Data entries:

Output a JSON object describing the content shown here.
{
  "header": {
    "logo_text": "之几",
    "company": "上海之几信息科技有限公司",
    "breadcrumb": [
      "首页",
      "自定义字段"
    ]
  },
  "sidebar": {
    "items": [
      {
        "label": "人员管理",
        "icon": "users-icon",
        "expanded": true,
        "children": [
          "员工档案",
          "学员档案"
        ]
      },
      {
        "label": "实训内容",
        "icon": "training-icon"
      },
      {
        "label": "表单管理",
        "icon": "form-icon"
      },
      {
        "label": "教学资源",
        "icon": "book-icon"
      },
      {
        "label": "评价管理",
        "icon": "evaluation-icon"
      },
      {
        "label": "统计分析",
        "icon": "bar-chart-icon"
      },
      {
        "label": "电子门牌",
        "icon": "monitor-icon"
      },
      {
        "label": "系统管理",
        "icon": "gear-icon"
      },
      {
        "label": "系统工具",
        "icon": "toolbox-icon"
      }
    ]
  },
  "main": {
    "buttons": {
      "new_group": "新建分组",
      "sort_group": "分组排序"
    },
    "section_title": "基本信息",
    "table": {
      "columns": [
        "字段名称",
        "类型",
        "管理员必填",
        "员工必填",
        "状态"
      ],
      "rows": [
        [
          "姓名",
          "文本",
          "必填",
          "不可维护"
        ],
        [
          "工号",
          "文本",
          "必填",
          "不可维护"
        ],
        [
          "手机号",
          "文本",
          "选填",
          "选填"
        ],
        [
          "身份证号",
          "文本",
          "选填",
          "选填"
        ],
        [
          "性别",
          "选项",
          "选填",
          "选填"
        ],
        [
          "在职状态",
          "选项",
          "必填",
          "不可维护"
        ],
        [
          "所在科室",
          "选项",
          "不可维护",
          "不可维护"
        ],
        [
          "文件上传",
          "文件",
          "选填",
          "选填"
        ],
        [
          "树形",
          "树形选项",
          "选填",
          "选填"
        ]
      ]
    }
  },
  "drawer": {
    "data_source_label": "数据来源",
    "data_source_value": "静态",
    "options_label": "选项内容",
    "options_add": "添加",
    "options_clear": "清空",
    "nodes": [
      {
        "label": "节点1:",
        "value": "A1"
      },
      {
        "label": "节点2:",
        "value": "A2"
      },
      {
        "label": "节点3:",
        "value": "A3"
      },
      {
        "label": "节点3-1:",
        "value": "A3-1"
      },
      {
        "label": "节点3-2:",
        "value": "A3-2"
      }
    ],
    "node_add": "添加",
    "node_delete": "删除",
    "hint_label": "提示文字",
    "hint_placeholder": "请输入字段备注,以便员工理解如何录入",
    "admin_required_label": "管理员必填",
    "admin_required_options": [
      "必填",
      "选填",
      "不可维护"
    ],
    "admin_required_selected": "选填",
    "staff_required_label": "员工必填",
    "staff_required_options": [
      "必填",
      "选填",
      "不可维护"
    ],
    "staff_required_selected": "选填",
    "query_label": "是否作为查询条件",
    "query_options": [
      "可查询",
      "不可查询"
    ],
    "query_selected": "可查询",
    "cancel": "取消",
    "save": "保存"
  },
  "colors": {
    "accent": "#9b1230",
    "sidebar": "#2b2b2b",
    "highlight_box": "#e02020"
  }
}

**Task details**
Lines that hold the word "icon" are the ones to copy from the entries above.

**Answer space**
        "icon": "users-icon",
        "icon": "training-icon"
        "icon": "form-icon"
        "icon": "book-icon"
        "icon": "evaluation-icon"
        "icon": "bar-chart-icon"
        "icon": "monitor-icon"
        "icon": "gear-icon"
        "icon": "toolbox-icon"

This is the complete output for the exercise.